EXERCISE:
Apart from the pictures, every line below is to be set down exactly.

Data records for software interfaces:
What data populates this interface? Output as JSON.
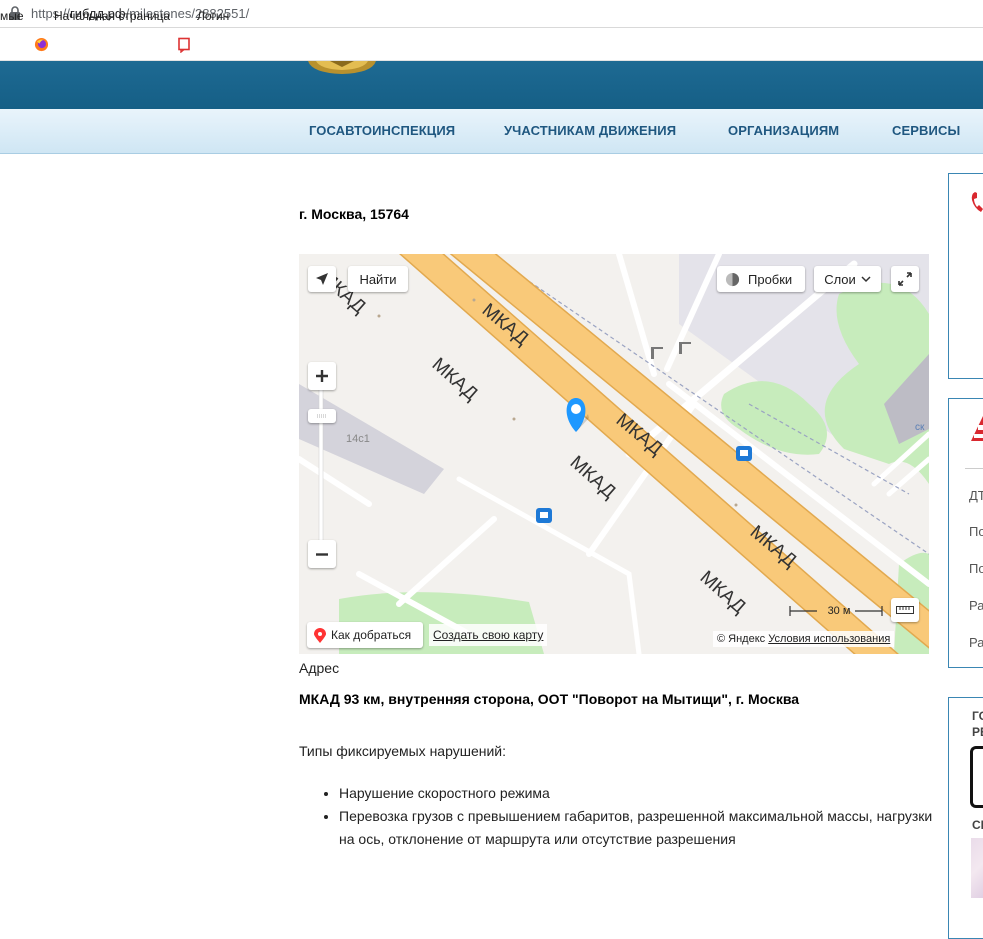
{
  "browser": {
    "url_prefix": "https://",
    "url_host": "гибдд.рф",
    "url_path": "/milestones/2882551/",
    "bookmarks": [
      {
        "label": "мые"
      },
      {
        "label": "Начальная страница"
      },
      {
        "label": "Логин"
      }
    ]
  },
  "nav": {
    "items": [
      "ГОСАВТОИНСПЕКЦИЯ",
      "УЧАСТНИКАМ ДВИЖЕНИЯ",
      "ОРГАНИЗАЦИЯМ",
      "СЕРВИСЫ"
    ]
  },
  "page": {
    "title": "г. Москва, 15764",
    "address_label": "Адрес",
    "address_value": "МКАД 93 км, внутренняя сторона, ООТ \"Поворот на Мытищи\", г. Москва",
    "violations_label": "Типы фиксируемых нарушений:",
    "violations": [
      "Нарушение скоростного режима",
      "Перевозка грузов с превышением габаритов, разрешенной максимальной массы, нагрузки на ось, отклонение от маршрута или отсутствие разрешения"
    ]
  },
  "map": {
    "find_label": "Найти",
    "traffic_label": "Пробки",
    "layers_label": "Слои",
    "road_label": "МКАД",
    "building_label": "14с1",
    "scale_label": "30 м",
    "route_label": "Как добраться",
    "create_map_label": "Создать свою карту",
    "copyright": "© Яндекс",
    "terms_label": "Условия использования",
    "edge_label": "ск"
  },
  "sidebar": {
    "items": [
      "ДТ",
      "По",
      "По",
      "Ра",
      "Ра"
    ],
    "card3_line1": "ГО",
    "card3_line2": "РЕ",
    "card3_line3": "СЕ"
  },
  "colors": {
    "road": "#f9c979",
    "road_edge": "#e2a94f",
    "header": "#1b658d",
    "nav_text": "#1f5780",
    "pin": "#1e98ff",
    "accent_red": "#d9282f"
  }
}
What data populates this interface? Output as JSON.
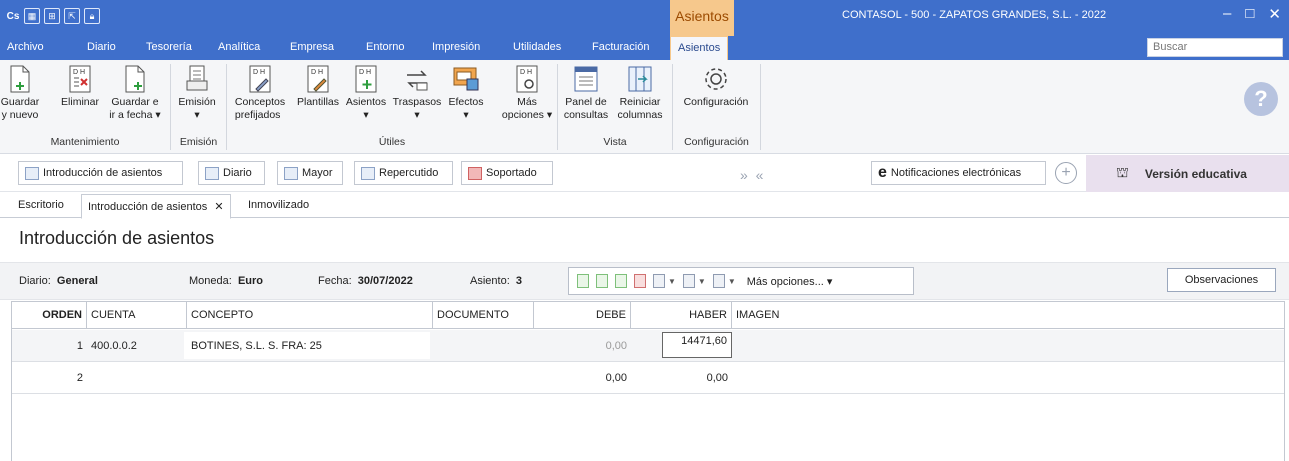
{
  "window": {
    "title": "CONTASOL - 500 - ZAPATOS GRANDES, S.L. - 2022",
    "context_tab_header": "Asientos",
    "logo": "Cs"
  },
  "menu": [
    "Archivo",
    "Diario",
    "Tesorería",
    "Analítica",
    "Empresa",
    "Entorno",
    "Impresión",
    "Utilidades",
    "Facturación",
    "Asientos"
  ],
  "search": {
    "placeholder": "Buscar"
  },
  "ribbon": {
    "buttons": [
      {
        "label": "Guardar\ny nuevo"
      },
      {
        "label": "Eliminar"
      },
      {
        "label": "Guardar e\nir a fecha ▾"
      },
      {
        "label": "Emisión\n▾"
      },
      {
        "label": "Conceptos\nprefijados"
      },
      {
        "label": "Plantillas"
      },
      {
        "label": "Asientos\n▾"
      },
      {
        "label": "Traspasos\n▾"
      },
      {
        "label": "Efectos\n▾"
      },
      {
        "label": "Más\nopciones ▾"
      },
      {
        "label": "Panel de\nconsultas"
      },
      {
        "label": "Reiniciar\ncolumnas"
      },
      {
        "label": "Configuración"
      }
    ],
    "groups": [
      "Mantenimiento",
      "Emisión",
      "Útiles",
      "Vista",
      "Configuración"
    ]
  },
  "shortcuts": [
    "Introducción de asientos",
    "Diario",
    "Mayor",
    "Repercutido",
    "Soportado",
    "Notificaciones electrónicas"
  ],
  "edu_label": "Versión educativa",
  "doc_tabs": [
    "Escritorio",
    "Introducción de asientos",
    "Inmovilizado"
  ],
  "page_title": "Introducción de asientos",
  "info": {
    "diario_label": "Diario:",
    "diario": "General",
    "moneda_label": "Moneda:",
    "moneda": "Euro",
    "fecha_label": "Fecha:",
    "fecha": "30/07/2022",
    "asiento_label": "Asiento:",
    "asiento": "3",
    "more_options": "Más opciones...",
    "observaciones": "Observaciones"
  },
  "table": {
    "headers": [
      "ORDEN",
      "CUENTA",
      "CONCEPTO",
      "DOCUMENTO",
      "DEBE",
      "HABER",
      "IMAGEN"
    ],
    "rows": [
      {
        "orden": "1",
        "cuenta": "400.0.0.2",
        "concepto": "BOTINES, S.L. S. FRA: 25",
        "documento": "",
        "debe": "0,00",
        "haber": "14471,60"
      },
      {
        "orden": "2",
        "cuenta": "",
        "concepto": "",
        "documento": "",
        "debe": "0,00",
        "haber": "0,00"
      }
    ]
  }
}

RESPONSE TO THE EXERCISE:
What data populates this interface? Output as JSON.
{
  "browser": {
    "url_prefix": "https://",
    "url_host": "гибдд.рф",
    "url_path": "/milestones/2882551/",
    "bookmarks": [
      {
        "label": "мые"
      },
      {
        "label": "Начальная страница"
      },
      {
        "label": "Логин"
      }
    ]
  },
  "nav": {
    "items": [
      "ГОСАВТОИНСПЕКЦИЯ",
      "УЧАСТНИКАМ ДВИЖЕНИЯ",
      "ОРГАНИЗАЦИЯМ",
      "СЕРВИСЫ"
    ]
  },
  "page": {
    "title": "г. Москва, 15764",
    "address_label": "Адрес",
    "address_value": "МКАД 93 км, внутренняя сторона, ООТ \"Поворот на Мытищи\", г. Москва",
    "violations_label": "Типы фиксируемых нарушений:",
    "violations": [
      "Нарушение скоростного режима",
      "Перевозка грузов с превышением габаритов, разрешенной максимальной массы, нагрузки на ось, отклонение от маршрута или отсутствие разрешения"
    ]
  },
  "map": {
    "find_label": "Найти",
    "traffic_label": "Пробки",
    "layers_label": "Слои",
    "road_label": "МКАД",
    "building_label": "14с1",
    "scale_label": "30 м",
    "route_label": "Как добраться",
    "create_map_label": "Создать свою карту",
    "copyright": "© Яндекс",
    "terms_label": "Условия использования",
    "edge_label": "ск"
  },
  "sidebar": {
    "items": [
      "ДТ",
      "По",
      "По",
      "Ра",
      "Ра"
    ],
    "card3_line1": "ГО",
    "card3_line2": "РЕ",
    "card3_line3": "СЕ"
  },
  "colors": {
    "road": "#f9c979",
    "road_edge": "#e2a94f",
    "header": "#1b658d",
    "nav_text": "#1f5780",
    "pin": "#1e98ff",
    "accent_red": "#d9282f"
  }
}
What data populates this interface? Output as JSON.
{
  "window": {
    "title": "CONTASOL - 500 - ZAPATOS GRANDES, S.L. - 2022",
    "context_tab_header": "Asientos",
    "logo": "Cs"
  },
  "menu": [
    "Archivo",
    "Diario",
    "Tesorería",
    "Analítica",
    "Empresa",
    "Entorno",
    "Impresión",
    "Utilidades",
    "Facturación",
    "Asientos"
  ],
  "search": {
    "placeholder": "Buscar"
  },
  "ribbon": {
    "buttons": [
      {
        "label": "Guardar\ny nuevo"
      },
      {
        "label": "Eliminar"
      },
      {
        "label": "Guardar e\nir a fecha ▾"
      },
      {
        "label": "Emisión\n▾"
      },
      {
        "label": "Conceptos\nprefijados"
      },
      {
        "label": "Plantillas"
      },
      {
        "label": "Asientos\n▾"
      },
      {
        "label": "Traspasos\n▾"
      },
      {
        "label": "Efectos\n▾"
      },
      {
        "label": "Más\nopciones ▾"
      },
      {
        "label": "Panel de\nconsultas"
      },
      {
        "label": "Reiniciar\ncolumnas"
      },
      {
        "label": "Configuración"
      }
    ],
    "groups": [
      "Mantenimiento",
      "Emisión",
      "Útiles",
      "Vista",
      "Configuración"
    ]
  },
  "shortcuts": [
    "Introducción de asientos",
    "Diario",
    "Mayor",
    "Repercutido",
    "Soportado",
    "Notificaciones electrónicas"
  ],
  "edu_label": "Versión educativa",
  "doc_tabs": [
    "Escritorio",
    "Introducción de asientos",
    "Inmovilizado"
  ],
  "page_title": "Introducción de asientos",
  "info": {
    "diario_label": "Diario:",
    "diario": "General",
    "moneda_label": "Moneda:",
    "moneda": "Euro",
    "fecha_label": "Fecha:",
    "fecha": "30/07/2022",
    "asiento_label": "Asiento:",
    "asiento": "3",
    "more_options": "Más opciones...",
    "observaciones": "Observaciones"
  },
  "table": {
    "headers": [
      "ORDEN",
      "CUENTA",
      "CONCEPTO",
      "DOCUMENTO",
      "DEBE",
      "HABER",
      "IMAGEN"
    ],
    "rows": [
      {
        "orden": "1",
        "cuenta": "400.0.0.2",
        "concepto": "BOTINES, S.L. S. FRA: 25",
        "documento": "",
        "debe": "0,00",
        "haber": "14471,60"
      },
      {
        "orden": "2",
        "cuenta": "",
        "concepto": "",
        "documento": "",
        "debe": "0,00",
        "haber": "0,00"
      }
    ]
  }
}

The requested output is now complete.